1Lt. Orville F.S. Lorch of VMO-251. He was listed as MIA on 3 August 1944 following a strike on Tobera Airfield near Rabaul. His Corsair was hit by AA fire, damaging his engine. He was able to ditch his plane but could not escape from the cockpit. His body was not recovered. Photo came from his niece, Brenda Lorch Puttoff.
Finishing up the squadron's actions from Green Island (June 18-June 28, 1944) prior to its move to the Piva Airfields on Bougainville. The squadron got acclimated to the combat conditions they would be facing for the next several months. Their main target was the bypassed Japanese base at Rabaul. I quickly found out that Rabaul did not mean the town but an area in northeast New Britain that included several airfields, seaplane bases, supply dumps and a host of AA guns. To get an idea of the area check out the target map published in August 1943.
Chapter 4 of the squadron's WW2 history is finished. The next chapter will cover action out of Piva Airstrip on Bougainville. To celebrate, a poem written by VMO-251 Marine Albert Madden, possibly in October 1942. But first, the historical background:
As the Marines and the Navy valiantly defended the Solomon Islands, back in the United States there was talk of merging the Army, Navy and Marines into one fighting force. The idea was to streamline the services and maximize their striking power. All members would wear the same uniform, and be led by one commander. This move, if accepted, would no doubt destroy the identity and esprit de corps of each service. Corporal Albert Madden, one of three brothers serving with 251, wrote a poem that made it known how 251 Marines, and perhaps all Marines, felt about the proposal:
Aye, Poloticians, send us out
To light our country's war,
And while we're raising hell out here
Disband our gallant Corps.
Just tear the globe and anchor down,
Cut out the eagle's heart,
Clad us all in olive drab
And split us all apart.
Take our two-tone suits of blue
Reclaim our threadbare "greens"
But these traditions still belong
To the United States Marines.
Belleau Wood-Chateau Thierry
St. Mihiel-The Argonne
Wake Island-Midway-The Solomons

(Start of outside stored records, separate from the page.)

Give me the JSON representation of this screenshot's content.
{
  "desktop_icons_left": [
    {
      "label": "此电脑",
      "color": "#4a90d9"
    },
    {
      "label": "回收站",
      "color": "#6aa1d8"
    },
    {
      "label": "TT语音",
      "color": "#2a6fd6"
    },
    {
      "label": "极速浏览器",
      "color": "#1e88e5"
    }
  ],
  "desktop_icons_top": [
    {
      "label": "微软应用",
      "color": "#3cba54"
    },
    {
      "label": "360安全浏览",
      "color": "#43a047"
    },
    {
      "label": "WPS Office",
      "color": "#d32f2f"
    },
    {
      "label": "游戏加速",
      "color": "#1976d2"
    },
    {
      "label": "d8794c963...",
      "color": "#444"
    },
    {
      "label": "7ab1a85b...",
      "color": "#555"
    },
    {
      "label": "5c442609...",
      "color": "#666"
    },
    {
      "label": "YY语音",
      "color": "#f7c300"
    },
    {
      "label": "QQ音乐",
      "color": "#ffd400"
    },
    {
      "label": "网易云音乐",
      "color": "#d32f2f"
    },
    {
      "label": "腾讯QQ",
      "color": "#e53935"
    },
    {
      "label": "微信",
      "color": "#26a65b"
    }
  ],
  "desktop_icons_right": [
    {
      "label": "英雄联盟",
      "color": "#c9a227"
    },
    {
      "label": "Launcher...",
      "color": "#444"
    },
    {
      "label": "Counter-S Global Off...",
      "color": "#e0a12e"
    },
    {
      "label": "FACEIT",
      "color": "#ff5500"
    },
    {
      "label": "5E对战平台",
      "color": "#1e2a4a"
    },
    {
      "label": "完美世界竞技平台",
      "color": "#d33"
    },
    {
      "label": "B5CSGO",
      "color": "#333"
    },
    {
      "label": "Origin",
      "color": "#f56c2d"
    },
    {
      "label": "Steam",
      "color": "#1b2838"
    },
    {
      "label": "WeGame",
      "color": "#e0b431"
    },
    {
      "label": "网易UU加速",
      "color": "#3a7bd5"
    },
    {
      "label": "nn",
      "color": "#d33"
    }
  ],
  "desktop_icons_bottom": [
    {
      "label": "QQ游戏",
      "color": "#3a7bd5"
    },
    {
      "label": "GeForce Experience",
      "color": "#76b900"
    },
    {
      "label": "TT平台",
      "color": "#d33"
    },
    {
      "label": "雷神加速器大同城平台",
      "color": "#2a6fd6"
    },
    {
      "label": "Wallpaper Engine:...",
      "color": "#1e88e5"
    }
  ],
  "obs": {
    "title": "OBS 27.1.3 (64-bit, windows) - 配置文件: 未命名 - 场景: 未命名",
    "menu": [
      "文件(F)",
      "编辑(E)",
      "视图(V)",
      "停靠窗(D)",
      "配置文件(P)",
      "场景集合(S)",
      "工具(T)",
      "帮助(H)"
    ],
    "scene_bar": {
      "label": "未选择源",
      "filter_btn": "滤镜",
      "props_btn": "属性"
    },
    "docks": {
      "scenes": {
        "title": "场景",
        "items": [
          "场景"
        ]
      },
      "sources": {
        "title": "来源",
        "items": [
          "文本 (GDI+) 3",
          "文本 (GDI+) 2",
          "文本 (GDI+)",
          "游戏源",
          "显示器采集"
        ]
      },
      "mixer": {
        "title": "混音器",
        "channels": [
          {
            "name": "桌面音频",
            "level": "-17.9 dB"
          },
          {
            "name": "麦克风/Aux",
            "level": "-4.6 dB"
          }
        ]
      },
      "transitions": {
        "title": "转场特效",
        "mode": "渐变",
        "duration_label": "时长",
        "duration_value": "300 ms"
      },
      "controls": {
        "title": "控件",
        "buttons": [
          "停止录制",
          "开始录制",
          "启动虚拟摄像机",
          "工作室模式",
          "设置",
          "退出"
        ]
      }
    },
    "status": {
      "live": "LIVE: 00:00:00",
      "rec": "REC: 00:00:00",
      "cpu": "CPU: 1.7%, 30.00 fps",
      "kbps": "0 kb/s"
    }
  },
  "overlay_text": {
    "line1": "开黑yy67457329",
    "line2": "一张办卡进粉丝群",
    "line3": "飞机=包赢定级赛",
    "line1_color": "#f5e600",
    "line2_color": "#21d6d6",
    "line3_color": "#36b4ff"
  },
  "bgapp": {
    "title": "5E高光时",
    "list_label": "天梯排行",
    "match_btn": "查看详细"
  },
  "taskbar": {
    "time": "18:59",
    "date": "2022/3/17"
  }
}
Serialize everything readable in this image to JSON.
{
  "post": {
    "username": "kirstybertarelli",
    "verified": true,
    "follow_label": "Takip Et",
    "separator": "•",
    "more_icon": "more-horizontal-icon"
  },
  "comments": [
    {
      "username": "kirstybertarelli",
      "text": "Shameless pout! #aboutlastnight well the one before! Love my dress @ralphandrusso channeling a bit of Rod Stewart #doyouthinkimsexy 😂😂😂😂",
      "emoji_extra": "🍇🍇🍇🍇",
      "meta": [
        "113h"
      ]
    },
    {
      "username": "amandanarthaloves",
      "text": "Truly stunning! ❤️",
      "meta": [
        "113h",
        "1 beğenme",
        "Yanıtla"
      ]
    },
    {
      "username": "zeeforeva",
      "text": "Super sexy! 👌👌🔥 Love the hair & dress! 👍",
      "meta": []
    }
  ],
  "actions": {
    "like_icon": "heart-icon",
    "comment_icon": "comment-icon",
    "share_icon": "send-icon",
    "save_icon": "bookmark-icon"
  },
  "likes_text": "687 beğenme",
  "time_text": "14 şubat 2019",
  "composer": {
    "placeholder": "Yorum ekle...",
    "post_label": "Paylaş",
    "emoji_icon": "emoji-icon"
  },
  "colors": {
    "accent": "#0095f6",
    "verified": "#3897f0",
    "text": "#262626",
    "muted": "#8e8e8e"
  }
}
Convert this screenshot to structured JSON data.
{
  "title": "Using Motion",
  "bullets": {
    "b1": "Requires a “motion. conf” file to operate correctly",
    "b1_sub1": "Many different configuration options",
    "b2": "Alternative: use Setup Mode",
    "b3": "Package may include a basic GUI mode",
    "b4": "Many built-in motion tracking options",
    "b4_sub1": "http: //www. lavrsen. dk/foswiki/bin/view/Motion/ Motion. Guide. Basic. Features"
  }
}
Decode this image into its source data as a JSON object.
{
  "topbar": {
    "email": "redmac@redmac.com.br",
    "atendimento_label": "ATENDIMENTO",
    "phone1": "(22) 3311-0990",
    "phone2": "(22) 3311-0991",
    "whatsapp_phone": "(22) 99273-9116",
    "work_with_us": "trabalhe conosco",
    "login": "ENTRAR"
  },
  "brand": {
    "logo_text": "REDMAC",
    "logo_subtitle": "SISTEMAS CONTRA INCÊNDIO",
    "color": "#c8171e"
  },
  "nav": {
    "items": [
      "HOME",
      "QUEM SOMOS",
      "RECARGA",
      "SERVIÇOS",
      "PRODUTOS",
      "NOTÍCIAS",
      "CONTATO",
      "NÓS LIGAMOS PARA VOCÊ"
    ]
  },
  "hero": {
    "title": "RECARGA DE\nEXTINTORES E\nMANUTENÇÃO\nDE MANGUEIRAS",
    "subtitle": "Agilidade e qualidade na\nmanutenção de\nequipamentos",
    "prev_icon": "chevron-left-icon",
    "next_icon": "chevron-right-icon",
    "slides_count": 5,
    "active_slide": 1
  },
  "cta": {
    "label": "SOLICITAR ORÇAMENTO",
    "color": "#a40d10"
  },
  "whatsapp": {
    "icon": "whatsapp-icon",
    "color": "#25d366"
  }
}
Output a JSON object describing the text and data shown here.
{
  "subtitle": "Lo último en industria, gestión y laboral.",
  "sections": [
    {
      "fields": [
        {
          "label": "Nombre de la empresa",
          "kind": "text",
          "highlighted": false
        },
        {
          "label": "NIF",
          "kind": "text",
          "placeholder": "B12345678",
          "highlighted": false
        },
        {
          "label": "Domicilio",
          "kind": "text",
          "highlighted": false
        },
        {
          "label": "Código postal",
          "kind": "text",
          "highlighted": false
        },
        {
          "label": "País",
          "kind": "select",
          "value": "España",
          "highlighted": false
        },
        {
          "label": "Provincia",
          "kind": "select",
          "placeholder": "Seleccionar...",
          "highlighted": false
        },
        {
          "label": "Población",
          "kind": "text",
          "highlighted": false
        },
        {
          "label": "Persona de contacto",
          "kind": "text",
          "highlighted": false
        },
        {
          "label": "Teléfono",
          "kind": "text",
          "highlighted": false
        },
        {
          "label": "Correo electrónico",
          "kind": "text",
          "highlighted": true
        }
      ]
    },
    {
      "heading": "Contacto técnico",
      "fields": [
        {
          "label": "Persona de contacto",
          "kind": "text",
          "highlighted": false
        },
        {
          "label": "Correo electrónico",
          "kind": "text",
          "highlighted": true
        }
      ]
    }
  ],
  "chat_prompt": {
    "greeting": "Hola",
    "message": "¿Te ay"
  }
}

Where have those memories gone?
Far better to take our band
And group us all alone
(You'll have to search the far flung fronts
For you won't find us at home)
Then give us all the guns we need
With cartridges to spare
And send us to Japan itself
To make a landing there.
Beneath the canons' thundrous roar
On hot and bloody sand,
While "Wildcats" strafe from up above
Let us Leathernecks make our stand.
While the "Devil-Dog" insignia
Waves o'er the enemy's shore
Let the Gods of war decide
The disbandment of our Corps.
As I finish up Chapter 4 of the squadron's WW2 history, I am going to throw some figures at you. This chapter covers the squadron's rebuilding and transition to Corsairs prior to heading back to the PTO in February 1944. The training regimen started in September 1943 and ended in January 1944. If the accident rate the squadron suffered occurred today, there would be a massive investigation. Marine aviation training during WW2 has been neglected by historians -- next to nothing is available. Granted USMC aviation saw its largest expansion during the war and this expansion may have put a severe strain on resources. But was the loss rate the "price that had to be paid" to get the war won? Without an examination of Marine aviation training during the war, it's a hard question to answer.
Loss rate for the period of September 1943 - January 1944. Figures based on war diaries for the period as well as available accident reports. Please note that the numbers could change if more documents turn up.
Planes damaged (all types) -- 27
Planes destroyed (all types) -- 12
Pilots killed -- 4
Broken down by month (planes lost/planes damaged)
September 1943 -- 1/4 -- 1 pilot killed
October 1943 -- 5/6 -- 1 pilot killed
November 1943 -- 6/7 -- 2 pilots killed
December 1943 -- 0/8
January 1944 -- 0/2
Three of the four pilots killed are in the posted picture: Willey, O'Hara (records spell his name as O'Harra) and Merkel. The fourth pilot, Osterlund, died two weeks before the picture was taken. Osterlund is buried at Arlington National Cemetery.
Received an email a few days ago from the granddaughter of Albert Madden -- who along with his brothers Walter and John -- served with the squadron from 42 to 45. The three of them appeared on the September 1943 cover of the Hat Life. I've contacted the company for more info. Yes, they are still in business! The photo of the three Maddens (from L to R: Albert, Walter and John) was taken on Espiritu Santo in late 1942. I got a chuckle out of it! First a movie, then a magazine cover! I wonder what else I will find out before this book project is complete?